New York Yankees right-hander Michael Pineda has struggled mightily all season and so has the organization in deciding his immediate future.Following one of New York Yankees starting pitcher Michael Pineda’s many 2016 catastrophes, a dreadful loss to the Diamondbacks back on May 17th, pitching coach Larry Rothschild said to George A. King III of the NY Post that “It’s easy to say it will turn, but it’s been too long”.
One can just imagine what Rothschild, the rest of the coaching staff, and management are thinking after his latest migraine-inducing performance.
The phrase that Pineda has hidden talent is purely overused at this point. Yes, there have been flashes of brilliance, but Pineda does not have a broad enough track record to be given the benefit of the doubt.
Absolutely nothing changed in his latest thriller in which the same two-out hits, two-strike hits, and damage in general has hindered the big right-hander. It was your normal 3 2/3 inning, six-run doozy. The same mannerisms on the mound continued and the same output persisted.
What should the New York Yankees do?
He was supposed to be a front-line starter; a potential ace. In other words, one of those irremovable objects in a questioned starting staff.
What the Yankees are currently looking at is a 27-year-old with less big league experience than everyone thinks having not pitched consistently well in close to a calendar year.
Two words: demote him.
Pineda has minor league options and the club can ill-afford to be hurt by his body of work any further. He truly needs to take a step back.
He was thrust onto the scene, looking electric in his rookie year. The Yankees acquired him only to find a messed up right shoulder that cost him two years. As soon as he made a complete comeback, the pine tar messed completely with his 2014 season. His 2015 season, as eluded to numerous times, was a see-saw battle.

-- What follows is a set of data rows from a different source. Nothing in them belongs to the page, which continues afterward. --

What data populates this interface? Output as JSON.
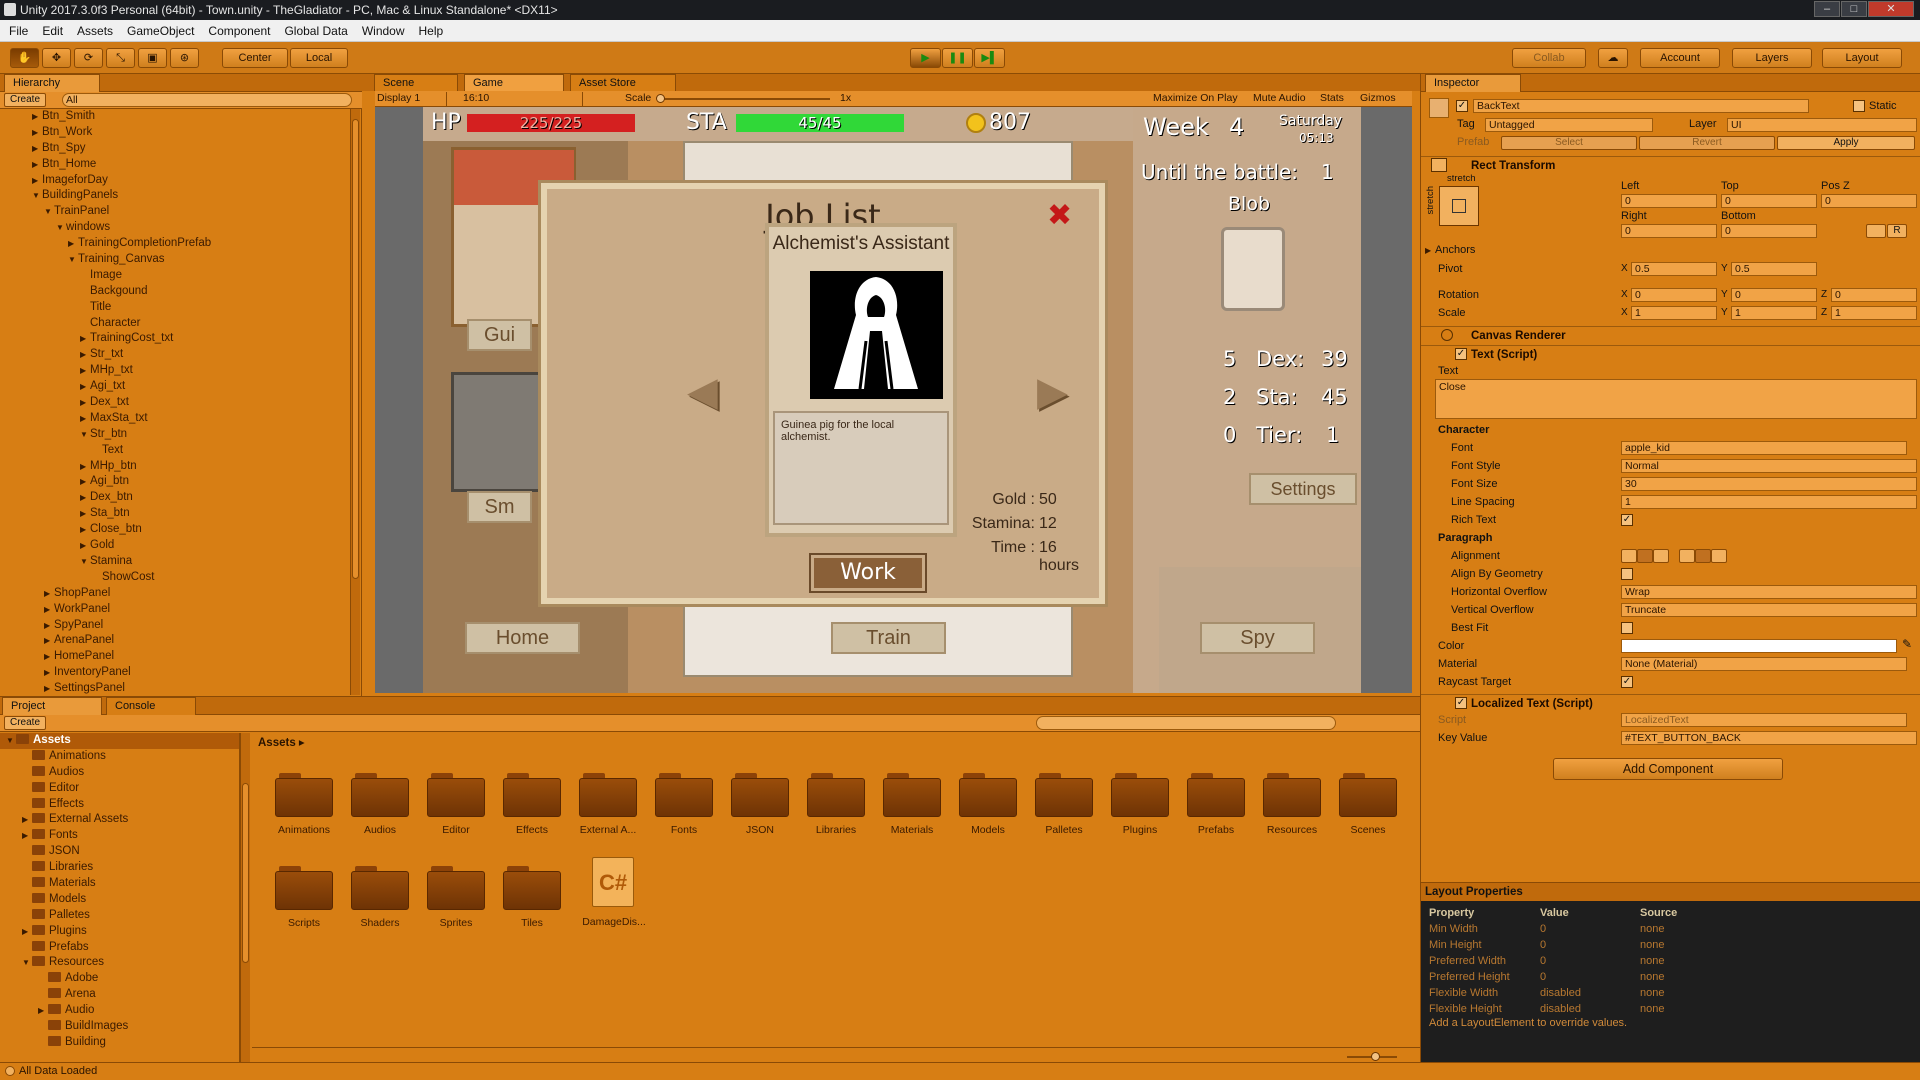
{
  "window": {
    "title": "Unity 2017.3.0f3 Personal (64bit) - Town.unity - TheGladiator - PC, Mac & Linux Standalone* <DX11>",
    "min": "–",
    "max": "□",
    "close": "✕"
  },
  "menu": [
    "File",
    "Edit",
    "Assets",
    "GameObject",
    "Component",
    "Global Data",
    "Window",
    "Help"
  ],
  "toolbar": {
    "tools": [
      "✋",
      "✥",
      "⟳",
      "⤡",
      "▣",
      "⊛"
    ],
    "pivot": "Center",
    "space": "Local",
    "play": "▶",
    "pause": "❚❚",
    "step": "▶▌",
    "collab": "Collab",
    "cloud": "☁",
    "account": "Account",
    "layers": "Layers",
    "layout": "Layout"
  },
  "hierarchy": {
    "tab": "Hierarchy",
    "create": "Create",
    "search": "All",
    "items": [
      {
        "t": "Btn_Smith",
        "d": 1,
        "a": "▶"
      },
      {
        "t": "Btn_Work",
        "d": 1,
        "a": "▶"
      },
      {
        "t": "Btn_Spy",
        "d": 1,
        "a": "▶"
      },
      {
        "t": "Btn_Home",
        "d": 1,
        "a": "▶"
      },
      {
        "t": "ImageforDay",
        "d": 1,
        "a": "▶"
      },
      {
        "t": "BuildingPanels",
        "d": 1,
        "a": "▼"
      },
      {
        "t": "TrainPanel",
        "d": 2,
        "a": "▼"
      },
      {
        "t": "windows",
        "d": 3,
        "a": "▼"
      },
      {
        "t": "TrainingCompletionPrefab",
        "d": 4,
        "a": "▶"
      },
      {
        "t": "Training_Canvas",
        "d": 4,
        "a": "▼"
      },
      {
        "t": "Image",
        "d": 5,
        "a": ""
      },
      {
        "t": "Backgound",
        "d": 5,
        "a": ""
      },
      {
        "t": "Title",
        "d": 5,
        "a": ""
      },
      {
        "t": "Character",
        "d": 5,
        "a": ""
      },
      {
        "t": "TrainingCost_txt",
        "d": 5,
        "a": "▶"
      },
      {
        "t": "Str_txt",
        "d": 5,
        "a": "▶"
      },
      {
        "t": "MHp_txt",
        "d": 5,
        "a": "▶"
      },
      {
        "t": "Agi_txt",
        "d": 5,
        "a": "▶"
      },
      {
        "t": "Dex_txt",
        "d": 5,
        "a": "▶"
      },
      {
        "t": "MaxSta_txt",
        "d": 5,
        "a": "▶"
      },
      {
        "t": "Str_btn",
        "d": 5,
        "a": "▼"
      },
      {
        "t": "Text",
        "d": 6,
        "a": ""
      },
      {
        "t": "MHp_btn",
        "d": 5,
        "a": "▶"
      },
      {
        "t": "Agi_btn",
        "d": 5,
        "a": "▶"
      },
      {
        "t": "Dex_btn",
        "d": 5,
        "a": "▶"
      },
      {
        "t": "Sta_btn",
        "d": 5,
        "a": "▶"
      },
      {
        "t": "Close_btn",
        "d": 5,
        "a": "▶"
      },
      {
        "t": "Gold",
        "d": 5,
        "a": "▶"
      },
      {
        "t": "Stamina",
        "d": 5,
        "a": "▼"
      },
      {
        "t": "ShowCost",
        "d": 6,
        "a": ""
      },
      {
        "t": "ShopPanel",
        "d": 2,
        "a": "▶"
      },
      {
        "t": "WorkPanel",
        "d": 2,
        "a": "▶"
      },
      {
        "t": "SpyPanel",
        "d": 2,
        "a": "▶"
      },
      {
        "t": "ArenaPanel",
        "d": 2,
        "a": "▶"
      },
      {
        "t": "HomePanel",
        "d": 2,
        "a": "▶"
      },
      {
        "t": "InventoryPanel",
        "d": 2,
        "a": "▶"
      },
      {
        "t": "SettingsPanel",
        "d": 2,
        "a": "▶"
      }
    ]
  },
  "viewtabs": {
    "scene": "Scene",
    "game": "Game",
    "store": "Asset Store"
  },
  "gamebar": {
    "display": "Display 1",
    "aspect": "16:10",
    "scale_label": "Scale",
    "scale_value": "1x",
    "maximize": "Maximize On Play",
    "mute": "Mute Audio",
    "stats": "Stats",
    "gizmos": "Gizmos"
  },
  "game": {
    "hp_label": "HP",
    "hp_value": "225/225",
    "hp_fill": 1.0,
    "sta_label": "STA",
    "sta_value": "45/45",
    "sta_fill": 1.0,
    "gold": "807",
    "week_label": "Week",
    "week_num": "4",
    "day": "Saturday",
    "time": "05:13",
    "until": "Until the battle:",
    "until_num": "1",
    "enemy": "Blob",
    "stat1": "5",
    "dex_label": "Dex:",
    "dex": "39",
    "stat2": "2",
    "sta_lbl": "Sta:",
    "sta2": "45",
    "stat3": "0",
    "tier_label": "Tier:",
    "tier": "1",
    "settings": "Settings",
    "btn_gui": "Gui",
    "btn_sm": "Sm",
    "home": "Home",
    "train": "Train",
    "spy": "Spy",
    "dialog": {
      "title": "Job List",
      "job": "Alchemist's Assistant",
      "desc": "Guinea pig for the local alchemist.",
      "gold_label": "Gold :",
      "gold": "50",
      "stamina_label": "Stamina:",
      "stamina": "12",
      "time_label": "Time :",
      "time": "16 hours",
      "work": "Work",
      "close": "✖",
      "prev": "◀",
      "next": "▶"
    }
  },
  "project": {
    "tab": "Project",
    "console": "Console",
    "create": "Create",
    "root": "Assets",
    "tree": [
      {
        "t": "Assets",
        "d": 0,
        "a": "▼"
      },
      {
        "t": "Animations",
        "d": 1,
        "a": ""
      },
      {
        "t": "Audios",
        "d": 1,
        "a": ""
      },
      {
        "t": "Editor",
        "d": 1,
        "a": ""
      },
      {
        "t": "Effects",
        "d": 1,
        "a": ""
      },
      {
        "t": "External Assets",
        "d": 1,
        "a": "▶"
      },
      {
        "t": "Fonts",
        "d": 1,
        "a": "▶"
      },
      {
        "t": "JSON",
        "d": 1,
        "a": ""
      },
      {
        "t": "Libraries",
        "d": 1,
        "a": ""
      },
      {
        "t": "Materials",
        "d": 1,
        "a": ""
      },
      {
        "t": "Models",
        "d": 1,
        "a": ""
      },
      {
        "t": "Palletes",
        "d": 1,
        "a": ""
      },
      {
        "t": "Plugins",
        "d": 1,
        "a": "▶"
      },
      {
        "t": "Prefabs",
        "d": 1,
        "a": ""
      },
      {
        "t": "Resources",
        "d": 1,
        "a": "▼"
      },
      {
        "t": "Adobe",
        "d": 2,
        "a": ""
      },
      {
        "t": "Arena",
        "d": 2,
        "a": ""
      },
      {
        "t": "Audio",
        "d": 2,
        "a": "▶"
      },
      {
        "t": "BuildImages",
        "d": 2,
        "a": ""
      },
      {
        "t": "Building",
        "d": 2,
        "a": ""
      }
    ],
    "breadcrumb": "Assets ▸",
    "folders_row1": [
      "Animations",
      "Audios",
      "Editor",
      "Effects",
      "External A...",
      "Fonts",
      "JSON",
      "Libraries",
      "Materials",
      "Models",
      "Palletes",
      "Plugins",
      "Prefabs",
      "Resources",
      "Scenes"
    ],
    "folders_row2": [
      "Scripts",
      "Shaders",
      "Sprites",
      "Tiles"
    ],
    "script_file": "DamageDis...",
    "script_icon": "C#"
  },
  "inspector": {
    "tab": "Inspector",
    "name": "BackText",
    "static": "Static",
    "tag_label": "Tag",
    "tag": "Untagged",
    "layer_label": "Layer",
    "layer": "UI",
    "prefab": "Prefab",
    "select": "Select",
    "revert": "Revert",
    "apply": "Apply",
    "rect": {
      "title": "Rect Transform",
      "stretch": "stretch",
      "stretch_v": "stretch",
      "left_label": "Left",
      "top_label": "Top",
      "posz_label": "Pos Z",
      "left": "0",
      "top": "0",
      "posz": "0",
      "right_label": "Right",
      "bottom_label": "Bottom",
      "right": "0",
      "bottom": "0",
      "r_btn": "R",
      "anchors": "Anchors",
      "pivot": "Pivot",
      "pivot_x": "0.5",
      "pivot_y": "0.5",
      "rotation": "Rotation",
      "rot_x": "0",
      "rot_y": "0",
      "rot_z": "0",
      "scale": "Scale",
      "scale_x": "1",
      "scale_y": "1",
      "scale_z": "1"
    },
    "canvas_renderer": "Canvas Renderer",
    "text": {
      "title": "Text (Script)",
      "text_label": "Text",
      "text": "Close",
      "character": "Character",
      "font_label": "Font",
      "font": "apple_kid",
      "font_style_label": "Font Style",
      "font_style": "Normal",
      "font_size_label": "Font Size",
      "font_size": "30",
      "line_spacing_label": "Line Spacing",
      "line_spacing": "1",
      "rich_label": "Rich Text",
      "paragraph": "Paragraph",
      "alignment_label": "Alignment",
      "align_geo_label": "Align By Geometry",
      "hover_label": "Horizontal Overflow",
      "hover": "Wrap",
      "vover_label": "Vertical Overflow",
      "vover": "Truncate",
      "bestfit_label": "Best Fit",
      "color_label": "Color",
      "material_label": "Material",
      "material": "None (Material)",
      "raycast_label": "Raycast Target"
    },
    "localized": {
      "title": "Localized Text (Script)",
      "script_label": "Script",
      "script": "LocalizedText",
      "key_label": "Key Value",
      "key": "#TEXT_BUTTON_BACK"
    },
    "add_component": "Add Component",
    "layout_props": {
      "title": "Layout Properties",
      "h_prop": "Property",
      "h_val": "Value",
      "h_src": "Source",
      "rows": [
        [
          "Min Width",
          "0",
          "none"
        ],
        [
          "Min Height",
          "0",
          "none"
        ],
        [
          "Preferred Width",
          "0",
          "none"
        ],
        [
          "Preferred Height",
          "0",
          "none"
        ],
        [
          "Flexible Width",
          "disabled",
          "none"
        ],
        [
          "Flexible Height",
          "disabled",
          "none"
        ]
      ],
      "hint": "Add a LayoutElement to override values."
    }
  },
  "status": {
    "text": "All Data Loaded"
  }
}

Never has Pineda found an identity, which has cost him in the bigs. Going to Scranton may hurt his confidence, but it cannot hurt his performance any further.
Pineda currently ranks last in all of baseball in ERA (6.92) among qualified starters. With that being said, how can it get any worse? If anything, he can work out mechanical issues and continue to get the ball every five days while facing inferior opponents.
The Yankees essentially face three options if they are going to keep him in the organization while displacing him from his current role: demoting him, moving him to the ‘pen, and skipping foreseeable starts.
While he is a power arm, placing him in the bullpen would be counterproductive to his development into an ultimately better-starting pitcher. In the case of skipping his starts, that may throw him off even more. Whether he is productive or not, the Yankees need to keep Pineda loose and, more importantly, healthy.
The only option that seems feasible would be having him pitch at a lower level, being the minors in this case.
The club has been all about chances for starting pitchers. They rode Luis Severino, and he was much more expendable until he got hurt. They stuck with CC Sabathia through a tough time in his personal life until he got his cards in order. They have continued to hop on the Pineda bandwagon ever since he struck out 16 Orioles on Mother’s Day of 2015, although the realistic expectation has been implosion time in and time out.
The Scranton Shuttle may have a visitor that no one in their right minds would have expected at season’s start. The New York Yankees do not have the luxury of dropping games that they should not drop.
If they opt to demote Pineda, it could very well end up being a win-win. They can gain victories in the interim while getting him right for the stretch run. At the very least, the move can give them a basis for what is in store.
What would YOU do if you were in Joe Girardi and Brian Cashman’s shoes. Demote him? Skip Him? Put him in the bullpen? Get your voice heard by voting in the twitter poll below.
— Emmanuel Berbari (@e_berbari22) May 29, 2016